No Pablo? No Problem!

 

There must be a certain joy in writing villains and in turning them into sympathetic characters.

You see, as swarthily handsome and possessed of thespian subtlety Pedro Pascal is, playing lead hero Javier Peña as a U.S. DEA agent, the most interesting character here isn’t the crusading good guy, but the lives and loves of the brutes that compose the Cali Cartel.

The previous two seasons of Netflix’s Narcos focused on the rise and fall of Pablo Escobar, the Medellin Cartel’s charismatic leader. Now, with Escobar gone, we pick up the story in the aftermath, where the power vacuum has enabled his rivals to step in and seize the many stray strands of the drug trade for their own, weaving it into a thick Gordian knot that resists almost every effort of untangling.

Welcome to the city of Santiago de Cali, in southwest Colombia, where the salsa is sharp and the cocaine is incorporated.

With the wherewithal of superb financial sleight-of-hand, offshore manufacturing, and an enticing “get rich or die tryin’” employment scheme that enabled them to pay off everybody (and I do mean almost everyone in the Colombian setting is on the take), the cartel is able to expand almost exponentially, unchecked and unrestrained by any natural predators that criminal organizations are prey to.

Instrumental into turning Colombia into a “narco-democracy” and plunging the rest of the world (stats at the time estimate that 90% of the planet’s cocaine came from Cali) into a powder habit, Agent Peña and his companions uncover layer after layer of corruption, as they pursue the “Gentlemen of Cali.”

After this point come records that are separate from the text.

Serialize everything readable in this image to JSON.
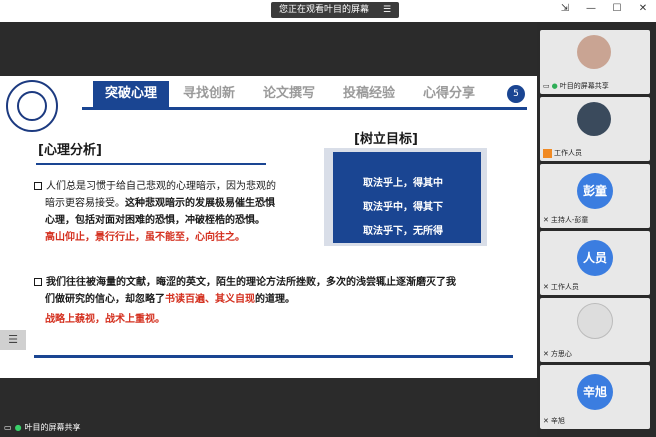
{
  "titlebar": {
    "share_banner_text": "您正在观看叶目的屏幕",
    "share_banner_menu_glyph": "☰",
    "controls": [
      "⇲",
      "—",
      "☐",
      "✕"
    ]
  },
  "slide": {
    "tabs": [
      {
        "label": "突破心理",
        "active": true
      },
      {
        "label": "寻找创新",
        "active": false
      },
      {
        "label": "论文撰写",
        "active": false
      },
      {
        "label": "投稿经验",
        "active": false
      },
      {
        "label": "心得分享",
        "active": false
      }
    ],
    "page_number": "5",
    "section_title": "[心理分析]",
    "goal_title": "[树立目标]",
    "goal_lines": [
      "取法乎上，得其中",
      "取法乎中，得其下",
      "取法乎下，无所得"
    ],
    "para1_line1": "人们总是习惯于给自己悲观的心理暗示，因为悲观的",
    "para1_line2": "暗示更容易接受。",
    "para1_line2_bold": "这种悲观暗示的发展极易催生恐惧",
    "para1_line3_bold": "心理，包括对面对困难的恐惧，冲破桎梏的恐惧。",
    "para1_red": "高山仰止，景行行止，虽不能至，心向往之。",
    "para2_line1": "我们往往被海量的文献，晦涩的英文，陌生的理论方法所挫败，多次的浅尝辄止逐渐磨灭了我",
    "para2_line2_a": "们做研究的信心，却忽略了",
    "para2_line2_red": "书读百遍、其义自现",
    "para2_line2_b": "的道理。",
    "para2_red": "战略上藐视，战术上重视。"
  },
  "side_handle_glyph": "☰",
  "bottom_bar": {
    "label": "叶目的屏幕共享"
  },
  "participants": [
    {
      "name": "叶目的屏幕共享",
      "avatar_type": "image",
      "avatar_color": "#c9a493",
      "icons": [
        "screen-icon",
        "mic-icon"
      ]
    },
    {
      "name": "工作人员",
      "avatar_type": "image",
      "avatar_color": "#3a4a5c",
      "icons": [
        "host-badge-icon"
      ]
    },
    {
      "name": "主持人-彭童",
      "avatar_type": "text",
      "avatar_text": "彭童",
      "avatar_color": "#3b7de0",
      "icons": [
        "mic-off-icon"
      ]
    },
    {
      "name": "工作人员",
      "avatar_type": "text",
      "avatar_text": "人员",
      "avatar_color": "#3b7de0",
      "icons": [
        "mic-off-icon"
      ]
    },
    {
      "name": "方思心",
      "avatar_type": "image",
      "avatar_color": "#dddddd",
      "icons": [
        "mic-off-icon"
      ]
    },
    {
      "name": "辛旭",
      "avatar_type": "text",
      "avatar_text": "辛旭",
      "avatar_color": "#3b7de0",
      "icons": [
        "mic-off-icon"
      ]
    }
  ],
  "colors": {
    "accent": "#1a4592",
    "highlight": "#d4301f",
    "sidebar_avatar": "#3b7de0"
  }
}
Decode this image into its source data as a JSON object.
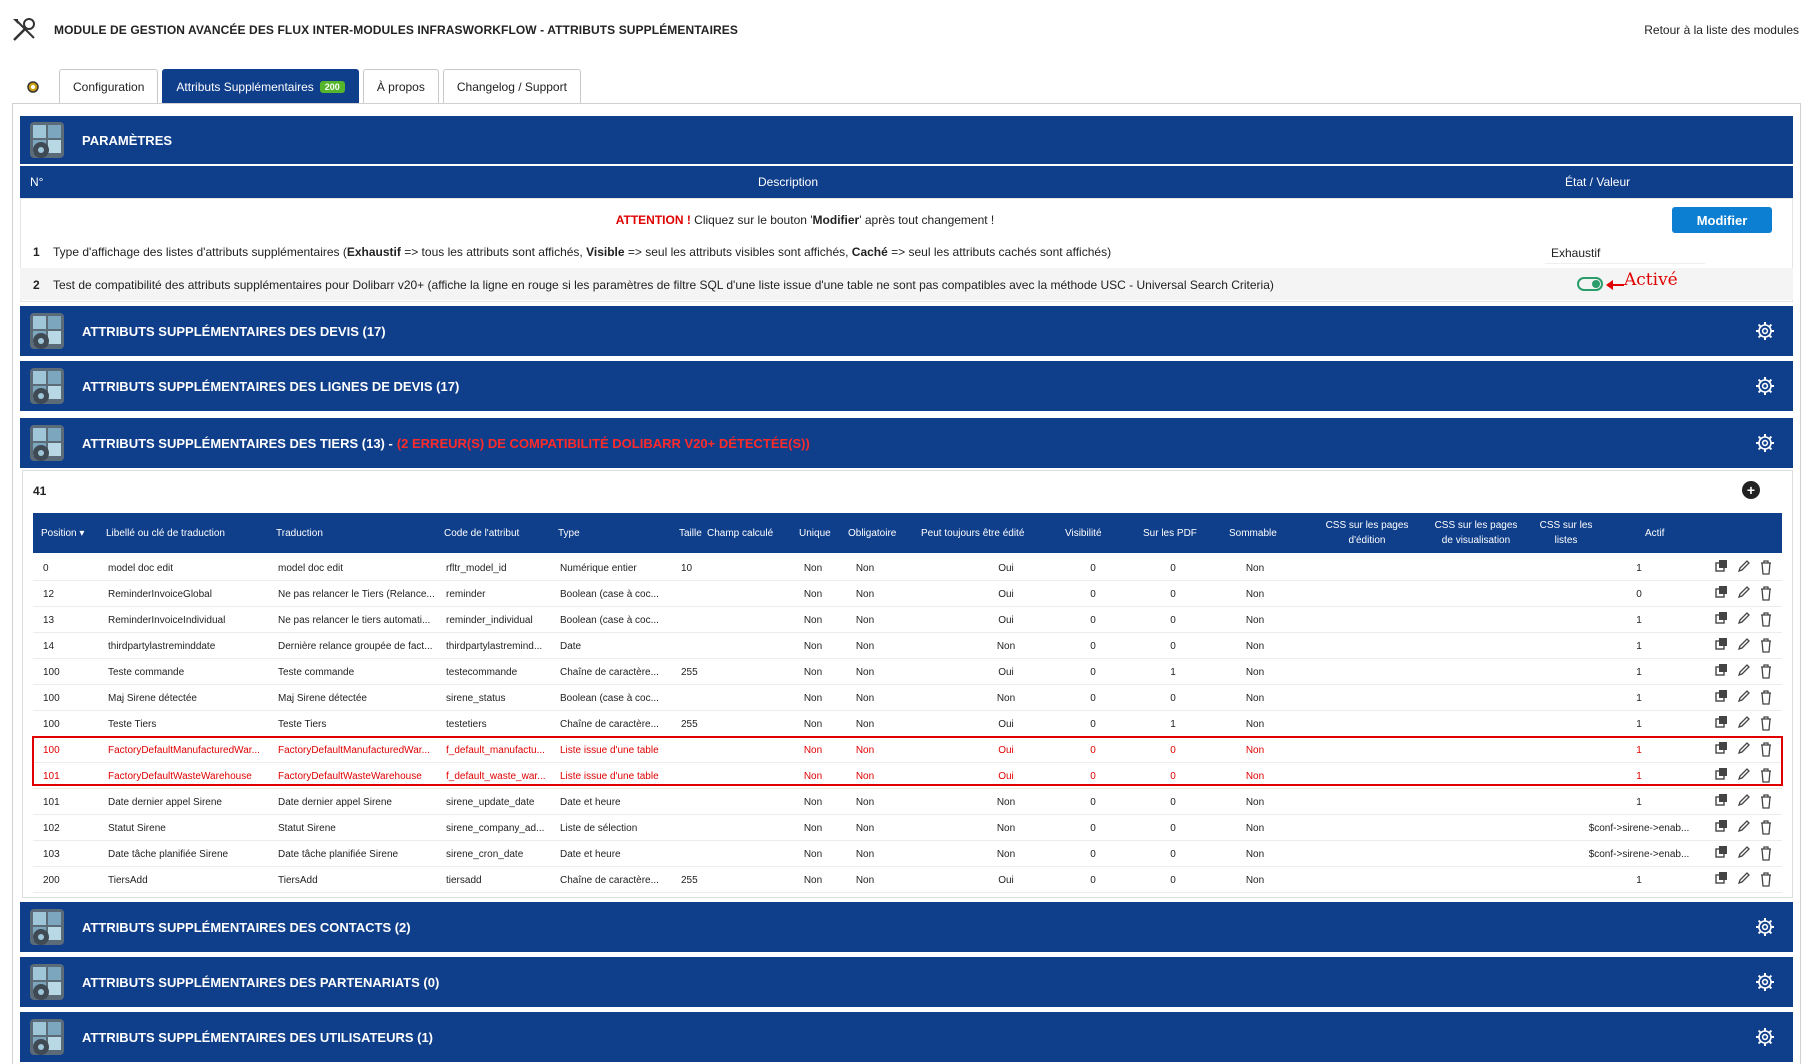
{
  "header": {
    "title": "MODULE DE GESTION AVANCÉE DES FLUX INTER-MODULES INFRASWORKFLOW - ATTRIBUTS SUPPLÉMENTAIRES",
    "back_link": "Retour à la liste des modules"
  },
  "tabs": [
    {
      "label": "Configuration"
    },
    {
      "label": "Attributs Supplémentaires",
      "badge": "200"
    },
    {
      "label": "À propos"
    },
    {
      "label": "Changelog / Support"
    }
  ],
  "params": {
    "title": "PARAMÈTRES",
    "col_num": "N°",
    "col_desc": "Description",
    "col_state": "État / Valeur",
    "attention_prefix": "ATTENTION !",
    "attention_a": " Cliquez sur le bouton '",
    "attention_b": "Modifier",
    "attention_c": "' après tout changement !",
    "modify_button": "Modifier",
    "row1": {
      "num": "1",
      "p1": "Type d'affichage des listes d'attributs supplémentaires (",
      "b1": "Exhaustif",
      "p2": " => tous les attributs sont affichés, ",
      "b2": "Visible",
      "p3": " => seul les attributs visibles sont affichés, ",
      "b3": "Caché",
      "p4": " => seul les attributs cachés sont affichés)",
      "value": "Exhaustif"
    },
    "row2": {
      "num": "2",
      "desc": "Test de compatibilité des attributs supplémentaires pour Dolibarr v20+ (affiche la ligne en rouge si les paramètres de filtre SQL d'une liste issue d'une table ne sont pas compatibles avec la méthode USC - Universal Search Criteria)",
      "annotation": "Activé"
    }
  },
  "sections": {
    "devis": "ATTRIBUTS SUPPLÉMENTAIRES DES DEVIS (17)",
    "lignes_devis": "ATTRIBUTS SUPPLÉMENTAIRES DES LIGNES DE DEVIS (17)",
    "tiers": "ATTRIBUTS SUPPLÉMENTAIRES DES TIERS (13) -",
    "tiers_error": "(2 ERREUR(S) DE COMPATIBILITÉ DOLIBARR V20+ DÉTECTÉE(S))",
    "contacts": "ATTRIBUTS SUPPLÉMENTAIRES DES CONTACTS (2)",
    "partenariats": "ATTRIBUTS SUPPLÉMENTAIRES DES PARTENARIATS (0)",
    "utilisateurs": "ATTRIBUTS SUPPLÉMENTAIRES DES UTILISATEURS (1)"
  },
  "tiers_table": {
    "count": "41",
    "headers": {
      "position": "Position",
      "libelle": "Libellé ou clé de traduction",
      "traduction": "Traduction",
      "code": "Code de l'attribut",
      "type": "Type",
      "taille": "Taille",
      "calcule": "Champ calculé",
      "unique": "Unique",
      "obligatoire": "Obligatoire",
      "toujours": "Peut toujours être édité",
      "visibilite": "Visibilité",
      "pdf": "Sur les PDF",
      "sommable": "Sommable",
      "css_edit_1": "CSS sur les pages",
      "css_edit_2": "d'édition",
      "css_view_1": "CSS sur les pages",
      "css_view_2": "de visualisation",
      "css_list_1": "CSS sur les",
      "css_list_2": "listes",
      "actif": "Actif"
    },
    "rows": [
      {
        "pos": "0",
        "label": "model doc edit",
        "trad": "model doc edit",
        "code": "rfltr_model_id",
        "type": "Numérique entier",
        "size": "10",
        "unique": "Non",
        "required": "Non",
        "always": "Oui",
        "vis": "0",
        "pdf": "0",
        "sum": "Non",
        "css": "",
        "active": "1",
        "error": false
      },
      {
        "pos": "12",
        "label": "ReminderInvoiceGlobal",
        "trad": "Ne pas relancer le Tiers (Relance...",
        "code": "reminder",
        "type": "Boolean (case à coc...",
        "size": "",
        "unique": "Non",
        "required": "Non",
        "always": "Oui",
        "vis": "0",
        "pdf": "0",
        "sum": "Non",
        "css": "",
        "active": "0",
        "error": false
      },
      {
        "pos": "13",
        "label": "ReminderInvoiceIndividual",
        "trad": "Ne pas relancer le tiers automati...",
        "code": "reminder_individual",
        "type": "Boolean (case à coc...",
        "size": "",
        "unique": "Non",
        "required": "Non",
        "always": "Oui",
        "vis": "0",
        "pdf": "0",
        "sum": "Non",
        "css": "",
        "active": "1",
        "error": false
      },
      {
        "pos": "14",
        "label": "thirdpartylastreminddate",
        "trad": "Dernière relance groupée de fact...",
        "code": "thirdpartylastremind...",
        "type": "Date",
        "size": "",
        "unique": "Non",
        "required": "Non",
        "always": "Non",
        "vis": "0",
        "pdf": "0",
        "sum": "Non",
        "css": "",
        "active": "1",
        "error": false
      },
      {
        "pos": "100",
        "label": "Teste commande",
        "trad": "Teste commande",
        "code": "testecommande",
        "type": "Chaîne de caractère...",
        "size": "255",
        "unique": "Non",
        "required": "Non",
        "always": "Oui",
        "vis": "0",
        "pdf": "1",
        "sum": "Non",
        "css": "",
        "active": "1",
        "error": false
      },
      {
        "pos": "100",
        "label": "Maj Sirene détectée",
        "trad": "Maj Sirene détectée",
        "code": "sirene_status",
        "type": "Boolean (case à coc...",
        "size": "",
        "unique": "Non",
        "required": "Non",
        "always": "Non",
        "vis": "0",
        "pdf": "0",
        "sum": "Non",
        "css": "",
        "active": "1",
        "error": false
      },
      {
        "pos": "100",
        "label": "Teste Tiers",
        "trad": "Teste Tiers",
        "code": "testetiers",
        "type": "Chaîne de caractère...",
        "size": "255",
        "unique": "Non",
        "required": "Non",
        "always": "Oui",
        "vis": "0",
        "pdf": "1",
        "sum": "Non",
        "css": "",
        "active": "1",
        "error": false
      },
      {
        "pos": "100",
        "label": "FactoryDefaultManufacturedWar...",
        "trad": "FactoryDefaultManufacturedWar...",
        "code": "f_default_manufactu...",
        "type": "Liste issue d'une table",
        "size": "",
        "unique": "Non",
        "required": "Non",
        "always": "Oui",
        "vis": "0",
        "pdf": "0",
        "sum": "Non",
        "css": "",
        "active": "1",
        "error": true
      },
      {
        "pos": "101",
        "label": "FactoryDefaultWasteWarehouse",
        "trad": "FactoryDefaultWasteWarehouse",
        "code": "f_default_waste_war...",
        "type": "Liste issue d'une table",
        "size": "",
        "unique": "Non",
        "required": "Non",
        "always": "Oui",
        "vis": "0",
        "pdf": "0",
        "sum": "Non",
        "css": "",
        "active": "1",
        "error": true
      },
      {
        "pos": "101",
        "label": "Date dernier appel Sirene",
        "trad": "Date dernier appel Sirene",
        "code": "sirene_update_date",
        "type": "Date et heure",
        "size": "",
        "unique": "Non",
        "required": "Non",
        "always": "Non",
        "vis": "0",
        "pdf": "0",
        "sum": "Non",
        "css": "",
        "active": "1",
        "error": false
      },
      {
        "pos": "102",
        "label": "Statut Sirene",
        "trad": "Statut Sirene",
        "code": "sirene_company_ad...",
        "type": "Liste de sélection",
        "size": "",
        "unique": "Non",
        "required": "Non",
        "always": "Non",
        "vis": "0",
        "pdf": "0",
        "sum": "Non",
        "css": "",
        "active": "$conf->sirene->enab...",
        "error": false
      },
      {
        "pos": "103",
        "label": "Date tâche planifiée Sirene",
        "trad": "Date tâche planifiée Sirene",
        "code": "sirene_cron_date",
        "type": "Date et heure",
        "size": "",
        "unique": "Non",
        "required": "Non",
        "always": "Non",
        "vis": "0",
        "pdf": "0",
        "sum": "Non",
        "css": "",
        "active": "$conf->sirene->enab...",
        "error": false
      },
      {
        "pos": "200",
        "label": "TiersAdd",
        "trad": "TiersAdd",
        "code": "tiersadd",
        "type": "Chaîne de caractère...",
        "size": "255",
        "unique": "Non",
        "required": "Non",
        "always": "Oui",
        "vis": "0",
        "pdf": "0",
        "sum": "Non",
        "css": "",
        "active": "1",
        "error": false
      }
    ]
  },
  "colors": {
    "primary": "#0f3e8b",
    "error": "#e00000",
    "button": "#0d7fd2",
    "badge": "#55b52b",
    "toggle": "#2a9d6b"
  },
  "icons": {
    "app": "tools-icon",
    "section": "module-cubes-icon",
    "settings": "gear-icon",
    "add": "plus-circle-icon",
    "clone": "clone-icon",
    "edit": "pencil-icon",
    "delete": "trash-icon"
  }
}
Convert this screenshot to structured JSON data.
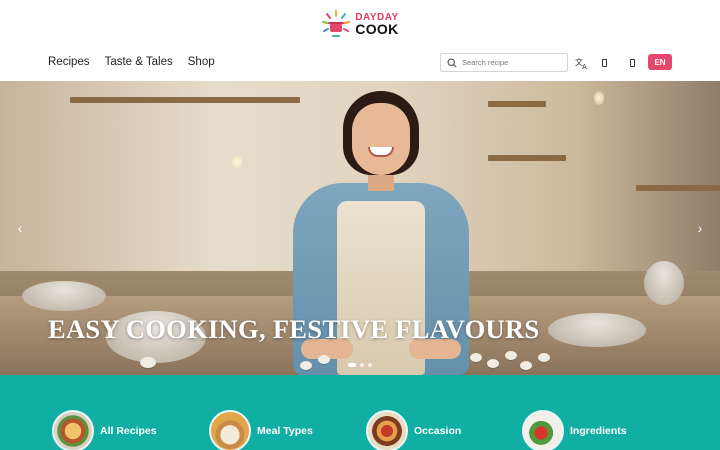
{
  "brand": {
    "line1": "DAYDAY",
    "line2": "COOK"
  },
  "nav": {
    "items": [
      "Recipes",
      "Taste & Tales",
      "Shop"
    ]
  },
  "search": {
    "placeholder": "Search recipe",
    "value": ""
  },
  "header_icons": [
    "translate-icon",
    "notification-icon",
    "user-icon"
  ],
  "language": {
    "current": "EN"
  },
  "hero": {
    "title": "EASY COOKING, FESTIVE FLAVOURS",
    "slides_total": 3,
    "active_slide": 1
  },
  "categories": [
    {
      "label": "All Recipes"
    },
    {
      "label": "Meal Types"
    },
    {
      "label": "Occasion"
    },
    {
      "label": "Ingredients"
    }
  ],
  "colors": {
    "accent_pink": "#e5476a",
    "band_teal": "#11aea4"
  }
}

“Sir, what was Escobar like,” asks a noob DEA analyst just assigned to the Cali detail. “Never met him,” replies Agent Peña with a dead stare and just a smidge of incredulous, “were you surprised, mofo?” veteran swagger.

There are four godfathers of this new super cartel, and Agent Peña needs to tackle each of them differently, like videogame bosses. He needs to battle through their minions. Sometimes, as in the case of the cartel’s head of security Jorge Salcedo (Matias Varela), he recruits them into the fight and turns them on their unwitting former bosses.

Gilberto Rodríguez Orejuela (Damian Alcazar) is the eldest in the family and the undisputed leader of the Cali Cartel, a hoary headed patriarch who plans his life down to a T to avoid capture, and to dovetail his time between his three wives.

Notably, Gilberto is the architect of the cartel’s impending “surrender” to the Colombian government, where a disarmament agreement has been setup for the godfathers that will let them give up the narco-trafficker’s life in exchange for retaining all their “legitimate” and legal businesses and properties. Smart, guy, that Gilberto.

Then there’s Miguel Rodríguez Orejuela (Francisco Denis), Gilberto’s younger brother and the second in command. Miguel is not a fan of the cartel’s forthcoming “surrender” but he hasn’t exactly been vocal about not favoring it, either.

Hélmer “Pacho” Herrera (Alberto Ammann) is the third godfather and likely the most murderous of the bunch. Pacho is in charge of transport routes and he has a huge chip on his shoulder, owing to being outwardly gay. He’s thankful to the Orejuela Brothers for being supportive of his life of crime despite being a declared homosexual; taboo in the predominantly Catholic Colombia.

The last drug lord is José Santacruz Londoño (Pêpê Rapazote) or just Chepe, who oversees the group’s manufacturing operations in New York City. Traditionally macho and casually brutal, Chepe’s time in NYC has just sharpened his love for violence and world domination via cocaine.

This third season is slow to pick up, owing to the introduction of an ensemble cast, but it does hit it’s groove by episode three, actually making you care, if not root for the ups and downs in the fortunes of the princes of powder.

Pascal imbues Agent Peña with shades of tempered zeal and reluctant compromise, knowing full well from his time spent in pursuit of Escobar that the road to winning the war against drugs is one of attrition and slippery slopes.

He is warm to informants but holds his subordinates at a cool arm’s length. His undercover apt Latino moustache disguising a Texas accent, rising when he’s let his guard down.

“Sir, may I ask? What was Escobar like,” asks a noob DEA analyst just assigned to the Cali detail. “Never met him,” replies Agent Peña with a dead stare and just a smidge of incredulous, “were you surprised, mofo?” veteran swagger.

Season three also reveals how vast the super cartel’s empire was, the kind of compelling storytelling that takes you through difficult facts and reveals them through meat-and-potatoes show-and-tell.

What is the price of the war against drugs? How does a secret empire, with its intricate security system and network of bribes, fall into disarray? How deep and how high does the conspiracy to keep narcotics traffickers in power and in operation go? All these juicy scenarios are answered in season three.

One thing I can assure you: the reprisals are brutal and bloody, the drugs flow and the profits are monumental.

Narcos season three is available for streaming on Netflix.

All art by Sam Dedel

 

 

KDM